### WORK ORDER
Number of lines with "file" in the listing: report it, and nothing else.

╭──

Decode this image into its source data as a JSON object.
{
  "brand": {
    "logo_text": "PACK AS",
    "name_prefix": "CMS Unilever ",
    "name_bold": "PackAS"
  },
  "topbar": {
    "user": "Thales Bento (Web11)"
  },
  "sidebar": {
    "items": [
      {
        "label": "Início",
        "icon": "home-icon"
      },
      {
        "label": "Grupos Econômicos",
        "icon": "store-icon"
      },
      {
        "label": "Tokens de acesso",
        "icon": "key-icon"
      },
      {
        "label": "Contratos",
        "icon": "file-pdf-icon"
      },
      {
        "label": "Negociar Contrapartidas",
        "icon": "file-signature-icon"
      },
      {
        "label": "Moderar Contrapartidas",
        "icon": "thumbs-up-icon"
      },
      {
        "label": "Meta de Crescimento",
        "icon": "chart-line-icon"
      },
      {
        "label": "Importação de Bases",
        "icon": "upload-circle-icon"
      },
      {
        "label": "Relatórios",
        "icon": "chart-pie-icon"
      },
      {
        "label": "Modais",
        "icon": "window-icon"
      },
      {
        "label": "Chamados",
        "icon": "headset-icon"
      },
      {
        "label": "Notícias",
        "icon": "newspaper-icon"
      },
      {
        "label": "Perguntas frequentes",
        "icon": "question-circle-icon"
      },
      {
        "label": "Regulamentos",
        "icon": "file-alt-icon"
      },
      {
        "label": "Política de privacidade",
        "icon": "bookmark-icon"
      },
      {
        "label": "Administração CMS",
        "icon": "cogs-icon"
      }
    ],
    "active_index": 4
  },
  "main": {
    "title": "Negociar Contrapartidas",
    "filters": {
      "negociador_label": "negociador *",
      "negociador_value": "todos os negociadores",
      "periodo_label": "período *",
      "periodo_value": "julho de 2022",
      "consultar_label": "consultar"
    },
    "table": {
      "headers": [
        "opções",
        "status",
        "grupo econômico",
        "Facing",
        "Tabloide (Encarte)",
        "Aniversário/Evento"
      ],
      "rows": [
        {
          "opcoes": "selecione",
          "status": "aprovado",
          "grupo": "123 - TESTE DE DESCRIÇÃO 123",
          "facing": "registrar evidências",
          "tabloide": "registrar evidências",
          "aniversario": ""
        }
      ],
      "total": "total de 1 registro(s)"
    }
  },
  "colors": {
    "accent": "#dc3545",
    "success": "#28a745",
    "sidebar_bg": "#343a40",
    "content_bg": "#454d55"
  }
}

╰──

### EXERCISE SOLUTION
3